Email gating, the practice of requiring users to provide an email address before accessing content, is a popular tactic among marketers and website owners. When it comes to PDFs, which might contain valuable information such as research reports, whitepapers, or e-books, gating can seem particularly attractive. But like all strategies, it has its advantages and drawbacks. Let’s explore the pros and cons of email gating an embedded PDF on your website.
Pros of Email Gating:
1. Lead Generation:
At its core, email gating is a potent tool for lead generation. By requiring an email in exchange for a PDF, businesses can collect potential leads who have already expressed an interest in what they offer.
2. Audience Insights:
Gathering email addresses can provide valuable insights into the type of audience interested in your content. This data can guide targeted marketing campaigns and help refine content strategies.
3. Enhanced Content Value:
When content is behind a gate, it’s often perceived as more valuable or exclusive. This can boost the reputation of your content, making it seem more authoritative or in-depth.
4. Direct Communication Channel:
Obtaining an email address creates a direct line to your audience, allowing for personalized communication, newsletters, and follow-ups, bypassing the noise of social media platforms.
5. Potential for Upselling:
Once a user has shown interest in a particular content piece, they can be more receptive to related offers, products, or services. Email gating can be the first step in a sales funnel that leads to upselling or cross-selling opportunities.

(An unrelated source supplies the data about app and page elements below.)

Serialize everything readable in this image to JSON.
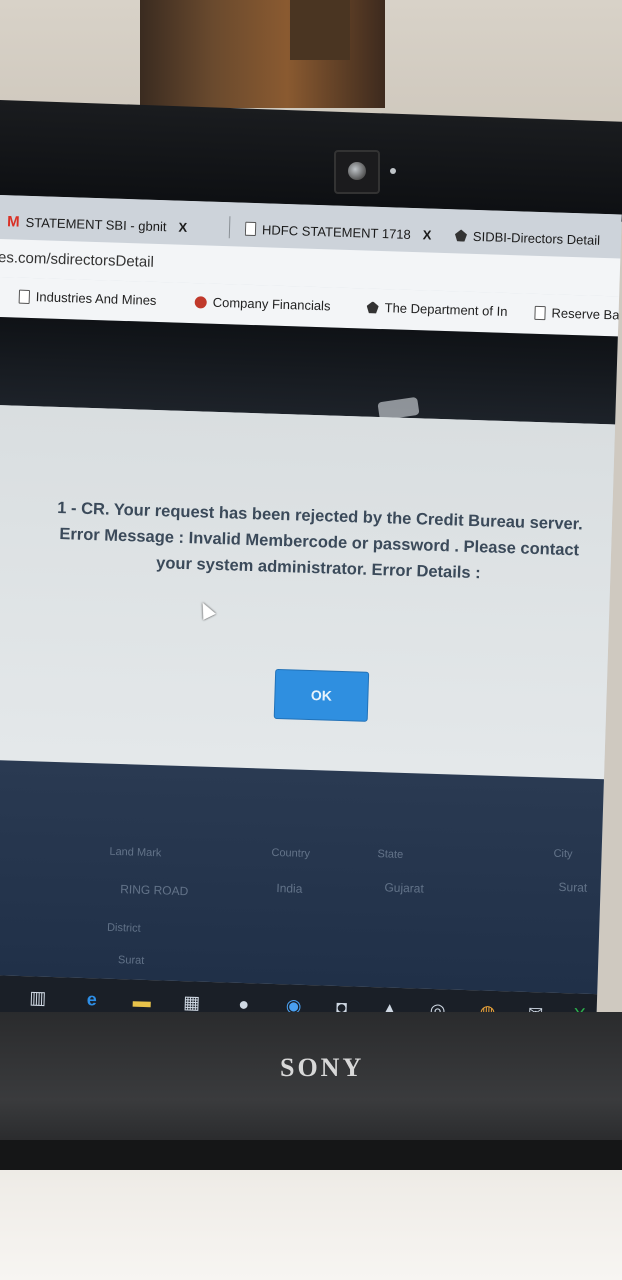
{
  "browser": {
    "tabs": [
      {
        "icon": "gmail-icon",
        "label": "STATEMENT SBI - gbnit",
        "close": "X"
      },
      {
        "icon": "document-icon",
        "label": "HDFC STATEMENT 1718",
        "close": "X"
      },
      {
        "icon": "emblem-icon",
        "label": "SIDBI-Directors Detail"
      }
    ],
    "url": "es.com/sdirectorsDetail",
    "bookmarks": [
      {
        "icon": "document-icon",
        "label": "Industries And Mines"
      },
      {
        "icon": "company-financials-icon",
        "label": "Company Financials"
      },
      {
        "icon": "emblem-icon",
        "label": "The Department of In"
      },
      {
        "icon": "document-icon",
        "label": "Reserve Bank"
      }
    ]
  },
  "dialog": {
    "line1": "1 - CR. Your request has been rejected by the Credit Bureau server.",
    "line2": "Error Message : Invalid Membercode or password . Please contact",
    "line3": "your system administrator. Error Details :",
    "ok_label": "OK"
  },
  "form_ghost": {
    "landmark_label": "Land Mark",
    "country_label": "Country",
    "state_label": "State",
    "city_label": "City",
    "address_value": "RING ROAD",
    "country_value": "India",
    "state_value": "Gujarat",
    "city_value": "Surat",
    "district_label": "District",
    "district_value": "Surat"
  },
  "taskbar_icons": [
    "search-icon",
    "task-view-icon",
    "edge-icon",
    "file-explorer-icon",
    "store-icon",
    "people-icon",
    "app-icon",
    "app-icon-2",
    "app-icon-3",
    "app-icon-4",
    "chrome-icon",
    "mail-icon",
    "excel-icon"
  ],
  "laptop_brand": "SONY"
}
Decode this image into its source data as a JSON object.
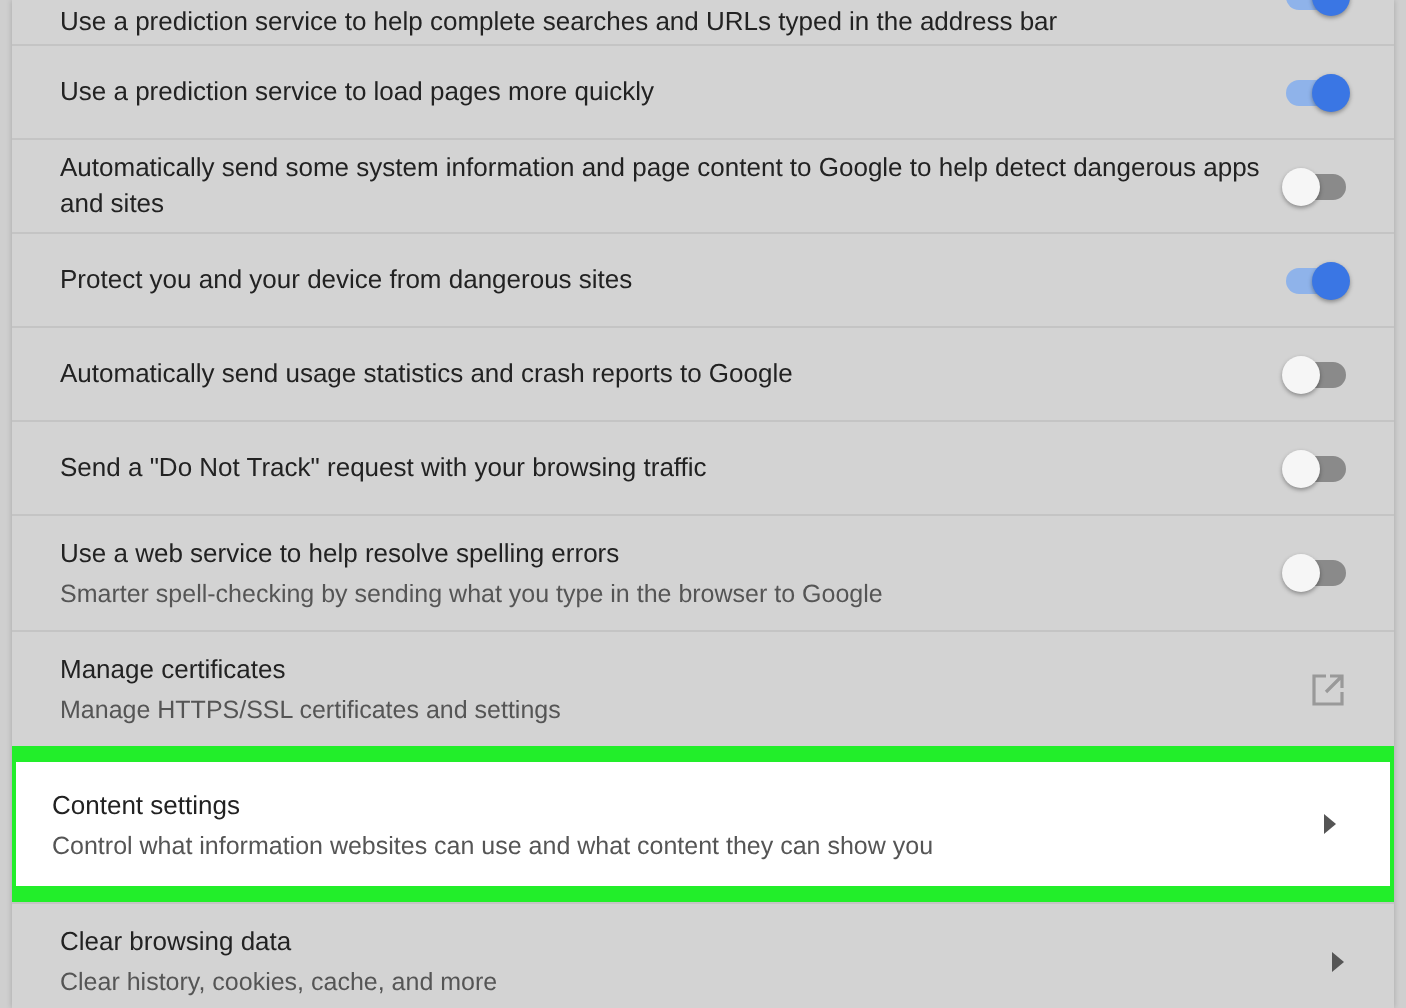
{
  "settings": [
    {
      "kind": "toggle",
      "title": "Use a prediction service to help complete searches and URLs typed in the address bar",
      "on": true,
      "highlighted": false
    },
    {
      "kind": "toggle",
      "title": "Use a prediction service to load pages more quickly",
      "on": true,
      "highlighted": false
    },
    {
      "kind": "toggle",
      "title": "Automatically send some system information and page content to Google to help detect dangerous apps and sites",
      "on": false,
      "highlighted": false
    },
    {
      "kind": "toggle",
      "title": "Protect you and your device from dangerous sites",
      "on": true,
      "highlighted": false
    },
    {
      "kind": "toggle",
      "title": "Automatically send usage statistics and crash reports to Google",
      "on": false,
      "highlighted": false
    },
    {
      "kind": "toggle",
      "title": "Send a \"Do Not Track\" request with your browsing traffic",
      "on": false,
      "highlighted": false
    },
    {
      "kind": "toggle",
      "title": "Use a web service to help resolve spelling errors",
      "subtitle": "Smarter spell-checking by sending what you type in the browser to Google",
      "on": false,
      "highlighted": false
    },
    {
      "kind": "external",
      "title": "Manage certificates",
      "subtitle": "Manage HTTPS/SSL certificates and settings",
      "highlighted": false
    },
    {
      "kind": "arrow",
      "title": "Content settings",
      "subtitle": "Control what information websites can use and what content they can show you",
      "highlighted": true
    },
    {
      "kind": "arrow",
      "title": "Clear browsing data",
      "subtitle": "Clear history, cookies, cache, and more",
      "highlighted": false
    }
  ]
}
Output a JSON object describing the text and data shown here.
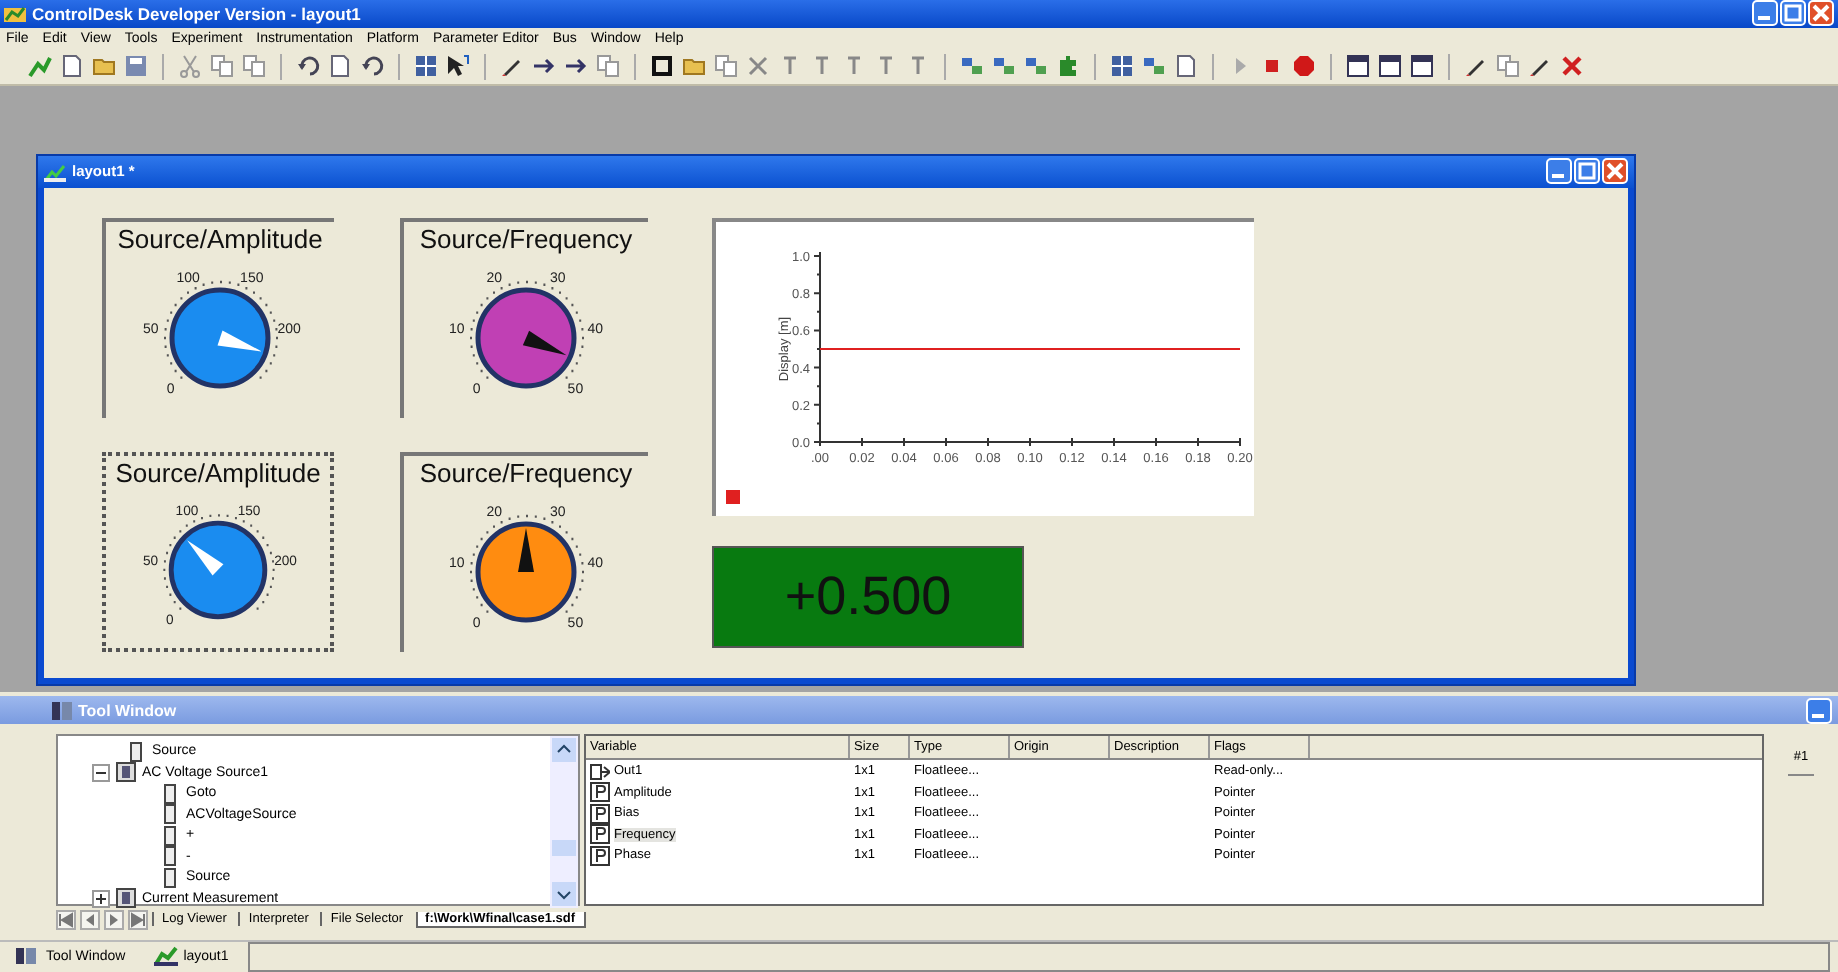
{
  "window": {
    "title": "ControlDesk Developer Version - layout1"
  },
  "menu": [
    "File",
    "Edit",
    "View",
    "Tools",
    "Experiment",
    "Instrumentation",
    "Platform",
    "Parameter Editor",
    "Bus",
    "Window",
    "Help"
  ],
  "layout_window": {
    "title": "layout1 *",
    "gauges": [
      {
        "label": "Source/Amplitude",
        "color": "#1a8cf0",
        "selected": false,
        "scale": [
          "0",
          "50",
          "100",
          "150",
          "200"
        ]
      },
      {
        "label": "Source/Frequency",
        "color": "#c040b4",
        "selected": false,
        "scale": [
          "0",
          "10",
          "20",
          "30",
          "40",
          "50"
        ]
      },
      {
        "label": "Source/Amplitude",
        "color": "#1a8cf0",
        "selected": true,
        "scale": [
          "0",
          "50",
          "100",
          "150",
          "200"
        ]
      },
      {
        "label": "Source/Frequency",
        "color": "#ff8c10",
        "selected": false,
        "scale": [
          "0",
          "10",
          "20",
          "30",
          "40",
          "50"
        ]
      }
    ],
    "plot": {
      "chart_data": {
        "type": "line",
        "ylabel": "Display [m]",
        "x": [
          0,
          0.2
        ],
        "xlim": [
          0,
          0.2
        ],
        "ylim": [
          0,
          1
        ],
        "xticks": [
          {
            "value": 0,
            "label": ".00"
          },
          {
            "value": 0.02,
            "label": "0.02"
          },
          {
            "value": 0.04,
            "label": "0.04"
          },
          {
            "value": 0.06,
            "label": "0.06"
          },
          {
            "value": 0.08,
            "label": "0.08"
          },
          {
            "value": 0.1,
            "label": "0.10"
          },
          {
            "value": 0.12,
            "label": "0.12"
          },
          {
            "value": 0.14,
            "label": "0.14"
          },
          {
            "value": 0.16,
            "label": "0.16"
          },
          {
            "value": 0.18,
            "label": "0.18"
          },
          {
            "value": 0.2,
            "label": "0.20"
          }
        ],
        "yticks": [
          {
            "value": 0,
            "label": "0.0"
          },
          {
            "value": 0.2,
            "label": "0.2"
          },
          {
            "value": 0.4,
            "label": "0.4"
          },
          {
            "value": 0.6,
            "label": "0.6"
          },
          {
            "value": 0.8,
            "label": "0.8"
          },
          {
            "value": 1,
            "label": "1.0"
          }
        ],
        "series": [
          {
            "color": "#e02020",
            "values": [
              0.5,
              0.5
            ]
          }
        ]
      }
    },
    "display": {
      "value": "+0.500"
    }
  },
  "tool_window": {
    "title": "Tool Window",
    "tree": [
      {
        "label": "Source"
      },
      {
        "label": "AC Voltage Source1",
        "expanded": true,
        "children": [
          {
            "label": "Goto"
          },
          {
            "label": "ACVoltageSource"
          },
          {
            "label": "+"
          },
          {
            "label": "-"
          },
          {
            "label": "Source"
          }
        ]
      },
      {
        "label": "Current Measurement",
        "expanded": false
      }
    ],
    "table": {
      "columns": [
        "Variable",
        "Size",
        "Type",
        "Origin",
        "Description",
        "Flags"
      ],
      "rows": [
        {
          "kind": "output",
          "variable": "Out1",
          "size": "1x1",
          "type": "FloatIeee...",
          "flags": "Read-only...",
          "selected": false
        },
        {
          "kind": "parameter",
          "variable": "Amplitude",
          "size": "1x1",
          "type": "FloatIeee...",
          "flags": "Pointer",
          "selected": false
        },
        {
          "kind": "parameter",
          "variable": "Bias",
          "size": "1x1",
          "type": "FloatIeee...",
          "flags": "Pointer",
          "selected": false
        },
        {
          "kind": "parameter",
          "variable": "Frequency",
          "size": "1x1",
          "type": "FloatIeee...",
          "flags": "Pointer",
          "selected": true
        },
        {
          "kind": "parameter",
          "variable": "Phase",
          "size": "1x1",
          "type": "FloatIeee...",
          "flags": "Pointer",
          "selected": false
        }
      ]
    },
    "side_tab": "#1",
    "tabs": [
      {
        "label": "Log Viewer",
        "selected": false
      },
      {
        "label": "Interpreter",
        "selected": false
      },
      {
        "label": "File Selector",
        "selected": false
      },
      {
        "label": "f:\\Work\\Wfinal\\case1.sdf",
        "selected": true
      }
    ]
  },
  "taskbar": [
    {
      "label": "Tool Window",
      "kind": "tool"
    },
    {
      "label": "layout1",
      "kind": "layout"
    }
  ]
}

Cons of Email Gating:
1. Barrier to Access:
Requiring an email can deter some users, especially those wary of giving out personal information. This can reduce the total number of people who engage with your content.
2. Risk of Inaccurate Data:
To bypass the gate, some users might provide fake or rarely-used email addresses. This reduces the quality of your email list and might lead to lower engagement rates.
3. Potential Trust Issues:
Online users are becoming increasingly protective of their data. If they feel that the email-gating process isn’t transparent or fear their data might be misused, trust issues can arise, potentially harming your brand’s reputation.
4. Maintenance Overhead:
Managing a system to collect, store, and utilize email addresses requires infrastructure, potentially incurring costs in terms of tools, software, and compliance (like GDPR regulations).
5. Content Sharing Limitations:
A significant advantage of valuable content is its potential to be shared widely. When a PDF is gated, it might limit its organic reach, as users might be less likely to share content that requires their peers to provide an email address.
6. Increased Bounce Rate:
If visitors are only looking for quick information or are not yet convinced of your content’s value, the gating process might lead them to exit your website prematurely, increasing your site’s bounce rate.
Email gating a PDF on your website is a strategic decision that must be made after weighing its benefits against its potential drawbacks. If you decide to go this route, ensure you’re transparent about how you’ll use the collected data and provide genuine value in return. Additionally, regularly assess the effectiveness of this strategy. If you’re gathering quality leads and nurturing them effectively, the email gate serves its purpose. However, if it’s driving users away or generating low-quality leads, it might be time to reconsider.